-- Opening Marker --
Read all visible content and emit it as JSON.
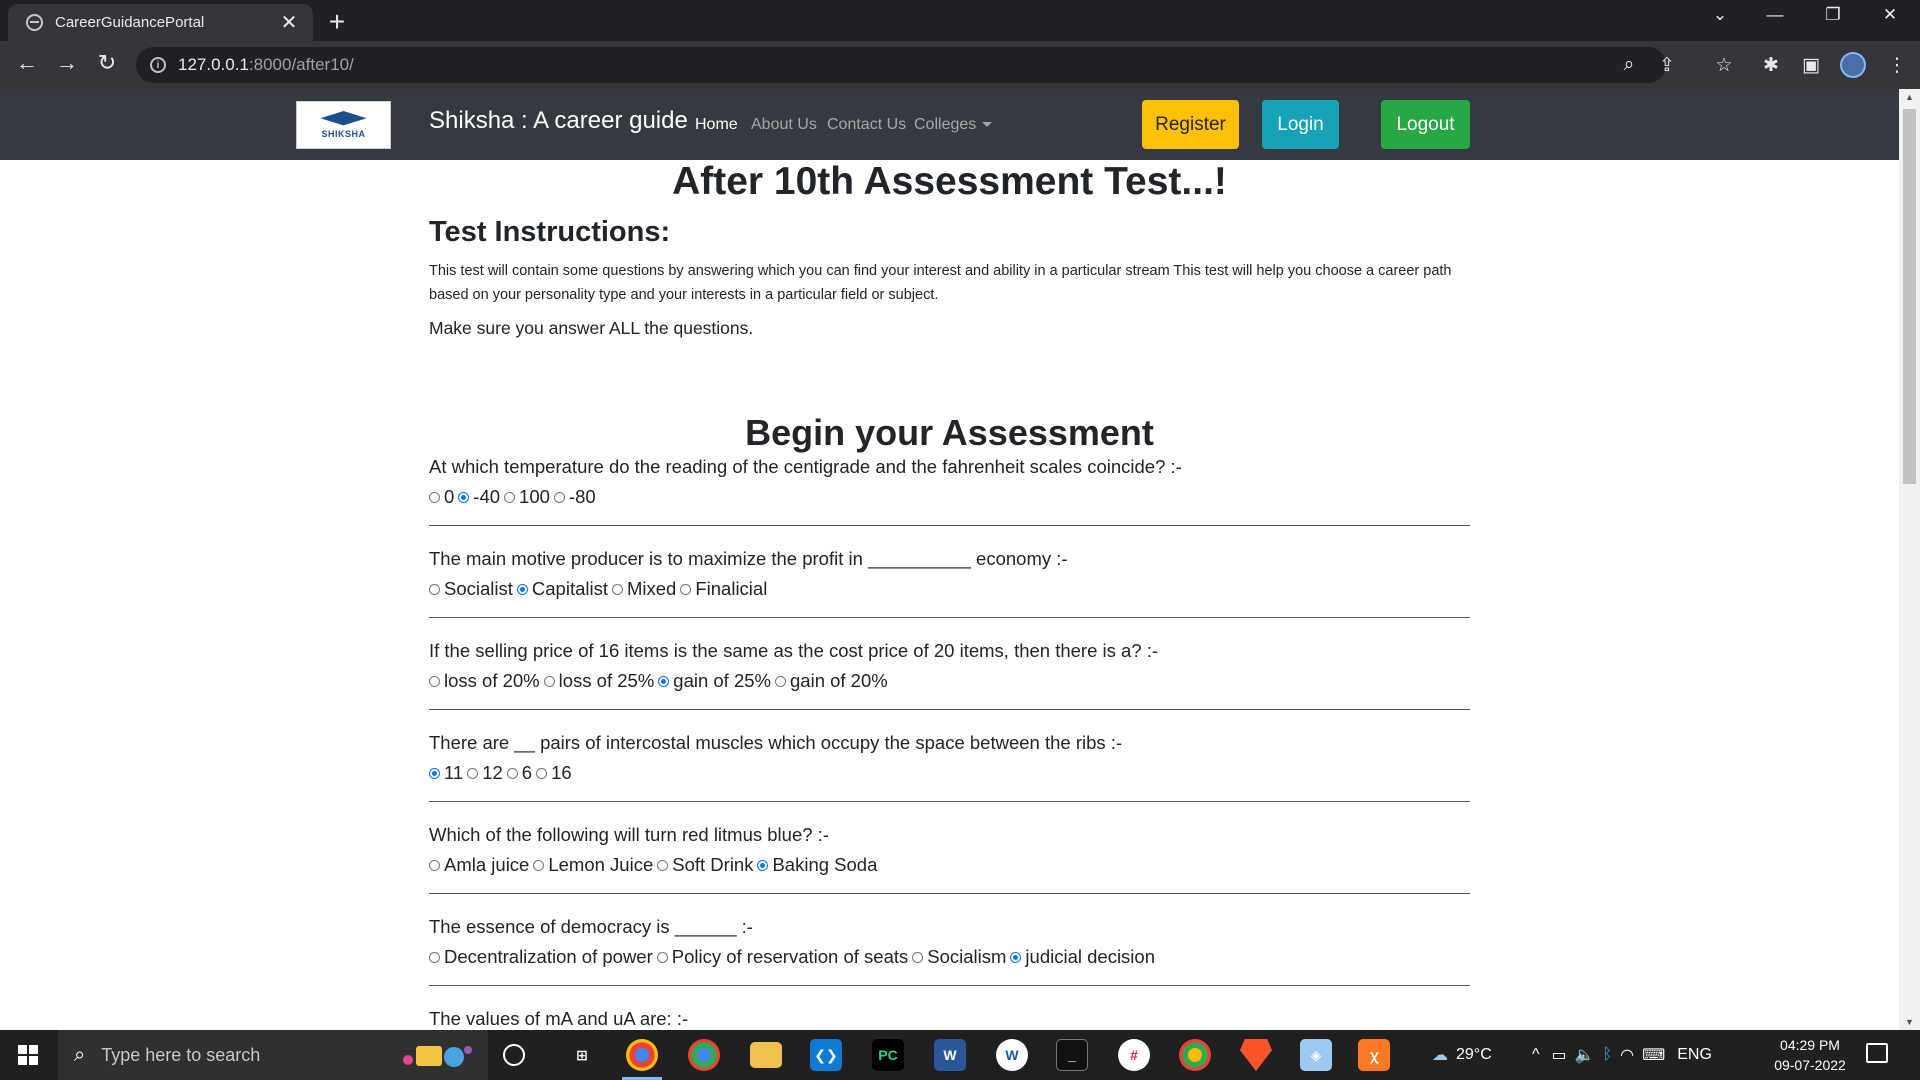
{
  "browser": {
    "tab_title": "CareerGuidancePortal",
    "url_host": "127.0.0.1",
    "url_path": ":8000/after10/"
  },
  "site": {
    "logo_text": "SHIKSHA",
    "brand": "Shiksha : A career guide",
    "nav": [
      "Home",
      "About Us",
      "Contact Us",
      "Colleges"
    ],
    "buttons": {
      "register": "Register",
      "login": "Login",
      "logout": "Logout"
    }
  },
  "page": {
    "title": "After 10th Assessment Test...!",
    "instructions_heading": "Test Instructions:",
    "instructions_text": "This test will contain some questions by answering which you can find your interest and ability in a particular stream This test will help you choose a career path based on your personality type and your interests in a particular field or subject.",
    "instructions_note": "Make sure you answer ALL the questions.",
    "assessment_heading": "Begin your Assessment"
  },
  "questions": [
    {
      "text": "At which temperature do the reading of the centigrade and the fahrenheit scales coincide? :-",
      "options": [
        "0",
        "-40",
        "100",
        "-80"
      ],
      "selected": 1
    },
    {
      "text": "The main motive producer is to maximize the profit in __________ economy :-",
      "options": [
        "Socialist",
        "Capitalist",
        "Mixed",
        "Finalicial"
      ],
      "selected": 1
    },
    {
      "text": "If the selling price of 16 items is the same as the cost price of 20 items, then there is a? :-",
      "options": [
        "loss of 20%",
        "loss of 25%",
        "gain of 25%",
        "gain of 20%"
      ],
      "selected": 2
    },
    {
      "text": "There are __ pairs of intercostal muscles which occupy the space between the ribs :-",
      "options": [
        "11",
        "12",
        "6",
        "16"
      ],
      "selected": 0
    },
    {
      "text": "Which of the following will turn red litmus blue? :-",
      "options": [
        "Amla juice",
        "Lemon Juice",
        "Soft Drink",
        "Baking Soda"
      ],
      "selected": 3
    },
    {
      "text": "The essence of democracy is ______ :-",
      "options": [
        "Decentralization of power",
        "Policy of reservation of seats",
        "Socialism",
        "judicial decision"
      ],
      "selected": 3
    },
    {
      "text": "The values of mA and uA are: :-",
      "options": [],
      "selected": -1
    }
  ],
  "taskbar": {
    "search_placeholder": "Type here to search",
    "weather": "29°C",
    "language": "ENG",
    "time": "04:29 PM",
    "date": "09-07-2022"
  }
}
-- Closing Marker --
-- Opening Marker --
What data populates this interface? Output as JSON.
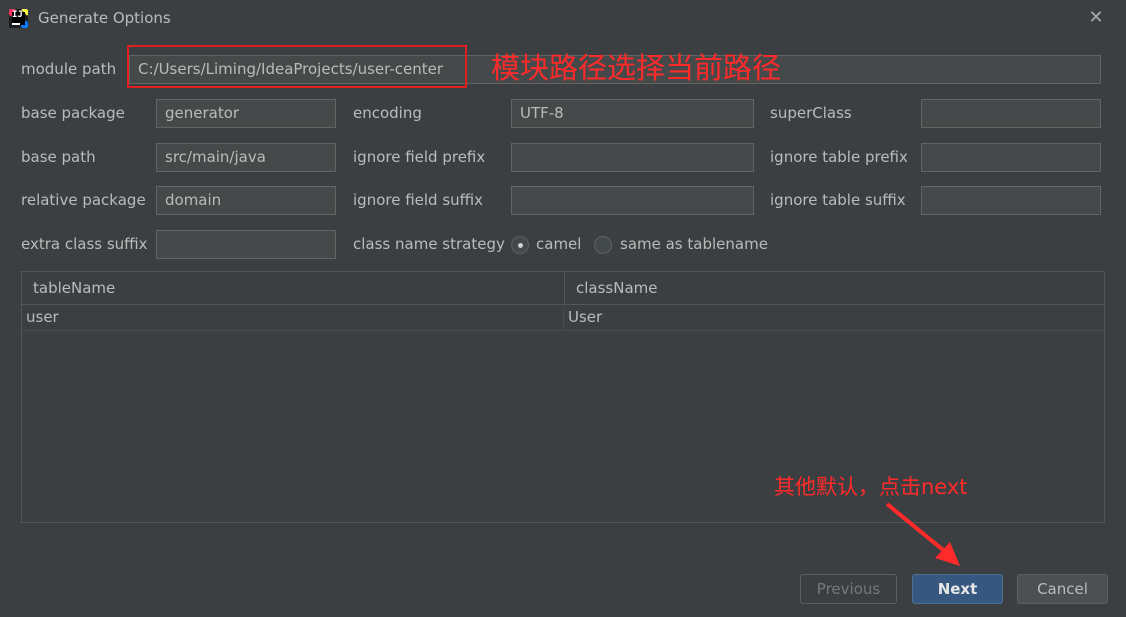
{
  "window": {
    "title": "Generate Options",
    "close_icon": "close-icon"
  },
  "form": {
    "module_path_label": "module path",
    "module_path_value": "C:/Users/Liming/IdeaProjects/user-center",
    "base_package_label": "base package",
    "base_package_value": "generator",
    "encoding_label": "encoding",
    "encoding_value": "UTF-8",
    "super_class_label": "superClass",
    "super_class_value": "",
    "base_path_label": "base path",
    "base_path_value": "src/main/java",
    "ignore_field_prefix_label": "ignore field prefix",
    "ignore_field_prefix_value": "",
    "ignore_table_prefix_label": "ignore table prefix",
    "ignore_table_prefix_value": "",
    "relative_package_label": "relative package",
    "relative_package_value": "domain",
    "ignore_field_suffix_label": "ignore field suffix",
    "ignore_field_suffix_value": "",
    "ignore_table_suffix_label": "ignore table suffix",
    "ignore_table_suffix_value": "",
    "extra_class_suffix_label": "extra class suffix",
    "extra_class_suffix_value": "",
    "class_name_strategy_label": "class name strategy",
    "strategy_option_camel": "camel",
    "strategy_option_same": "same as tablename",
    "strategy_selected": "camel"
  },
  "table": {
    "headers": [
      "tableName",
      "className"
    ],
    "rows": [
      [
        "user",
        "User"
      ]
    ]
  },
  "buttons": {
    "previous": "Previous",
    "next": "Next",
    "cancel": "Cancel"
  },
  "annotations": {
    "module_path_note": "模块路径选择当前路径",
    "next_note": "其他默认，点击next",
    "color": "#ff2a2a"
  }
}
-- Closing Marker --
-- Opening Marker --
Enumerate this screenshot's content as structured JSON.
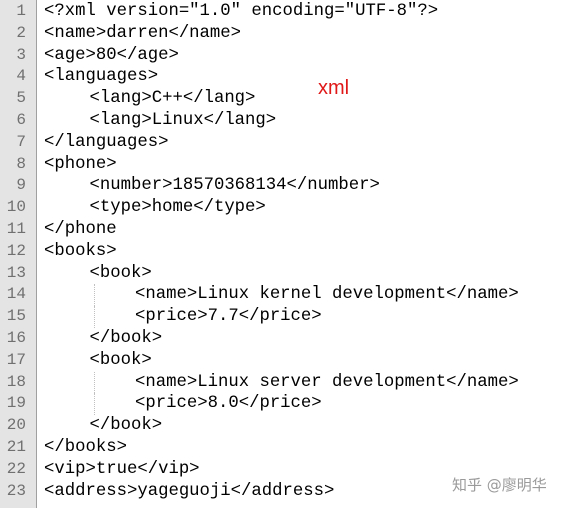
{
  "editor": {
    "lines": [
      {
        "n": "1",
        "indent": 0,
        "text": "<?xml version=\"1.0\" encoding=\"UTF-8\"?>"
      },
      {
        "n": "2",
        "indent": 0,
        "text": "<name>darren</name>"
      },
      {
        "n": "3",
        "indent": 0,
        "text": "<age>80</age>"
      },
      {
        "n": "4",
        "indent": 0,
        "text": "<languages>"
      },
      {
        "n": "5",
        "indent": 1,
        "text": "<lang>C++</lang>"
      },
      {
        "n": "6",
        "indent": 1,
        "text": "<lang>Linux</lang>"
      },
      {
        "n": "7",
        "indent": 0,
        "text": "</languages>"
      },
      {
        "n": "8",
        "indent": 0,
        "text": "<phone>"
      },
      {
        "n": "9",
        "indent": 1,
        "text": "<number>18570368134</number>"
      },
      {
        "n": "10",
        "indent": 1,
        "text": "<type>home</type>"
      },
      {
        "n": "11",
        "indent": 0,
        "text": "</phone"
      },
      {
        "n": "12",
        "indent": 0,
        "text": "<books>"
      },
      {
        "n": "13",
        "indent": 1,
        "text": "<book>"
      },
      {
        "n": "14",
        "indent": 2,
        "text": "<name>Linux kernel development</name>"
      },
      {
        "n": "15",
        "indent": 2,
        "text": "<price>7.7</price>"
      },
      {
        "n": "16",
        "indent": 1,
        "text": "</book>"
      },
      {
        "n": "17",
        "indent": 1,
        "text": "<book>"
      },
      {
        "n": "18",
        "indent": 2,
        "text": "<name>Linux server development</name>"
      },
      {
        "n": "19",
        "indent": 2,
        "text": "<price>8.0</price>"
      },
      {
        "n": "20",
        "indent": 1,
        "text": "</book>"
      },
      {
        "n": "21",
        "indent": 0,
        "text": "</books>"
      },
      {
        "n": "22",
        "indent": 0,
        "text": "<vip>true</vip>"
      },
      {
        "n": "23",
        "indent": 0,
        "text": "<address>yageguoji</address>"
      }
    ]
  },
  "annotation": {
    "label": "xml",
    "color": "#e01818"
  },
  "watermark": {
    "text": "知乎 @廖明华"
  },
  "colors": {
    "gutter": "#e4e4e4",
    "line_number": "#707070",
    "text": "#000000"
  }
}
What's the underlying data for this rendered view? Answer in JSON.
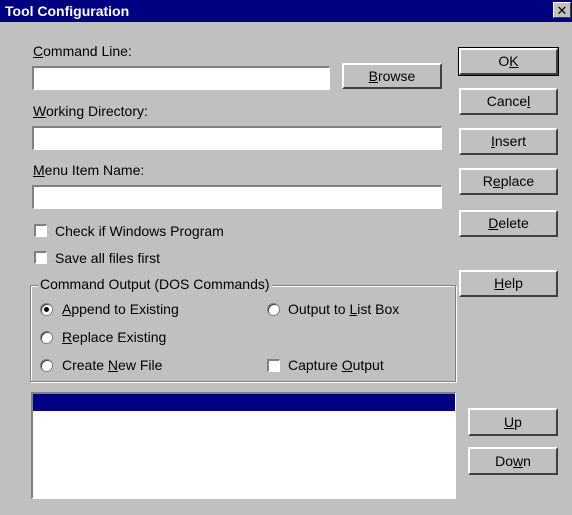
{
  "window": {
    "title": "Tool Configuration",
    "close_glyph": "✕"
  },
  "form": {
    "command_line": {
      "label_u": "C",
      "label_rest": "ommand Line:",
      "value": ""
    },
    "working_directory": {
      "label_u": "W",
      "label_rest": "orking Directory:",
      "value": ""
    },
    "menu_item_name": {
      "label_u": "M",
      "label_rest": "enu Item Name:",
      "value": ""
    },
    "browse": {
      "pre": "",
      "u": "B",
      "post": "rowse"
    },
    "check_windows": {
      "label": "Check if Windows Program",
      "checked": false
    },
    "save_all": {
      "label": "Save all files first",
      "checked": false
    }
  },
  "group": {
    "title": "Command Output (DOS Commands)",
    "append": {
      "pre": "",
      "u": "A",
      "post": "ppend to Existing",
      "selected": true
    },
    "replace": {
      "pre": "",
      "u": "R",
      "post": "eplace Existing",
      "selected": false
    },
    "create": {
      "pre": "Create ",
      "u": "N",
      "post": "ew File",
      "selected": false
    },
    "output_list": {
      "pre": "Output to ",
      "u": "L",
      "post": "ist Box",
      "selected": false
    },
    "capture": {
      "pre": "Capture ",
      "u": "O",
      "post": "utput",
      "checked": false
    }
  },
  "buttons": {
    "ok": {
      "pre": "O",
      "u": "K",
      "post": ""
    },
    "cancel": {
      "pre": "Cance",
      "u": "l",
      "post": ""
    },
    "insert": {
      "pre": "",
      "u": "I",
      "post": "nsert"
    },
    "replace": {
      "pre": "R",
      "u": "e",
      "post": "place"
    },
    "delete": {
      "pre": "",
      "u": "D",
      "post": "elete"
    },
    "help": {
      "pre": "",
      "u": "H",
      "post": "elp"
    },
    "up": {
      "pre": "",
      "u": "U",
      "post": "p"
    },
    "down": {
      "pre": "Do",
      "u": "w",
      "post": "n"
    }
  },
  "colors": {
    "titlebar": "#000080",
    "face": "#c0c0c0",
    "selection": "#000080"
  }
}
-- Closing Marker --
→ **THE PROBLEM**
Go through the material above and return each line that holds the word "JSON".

→ **PROBLEM SOLUTION**
Read all visible content and emit it as JSON.
What data populates this interface? Output as JSON.
Enumerate this screenshot's content as structured JSON.
What's the underlying data for this rendered view? Answer in JSON.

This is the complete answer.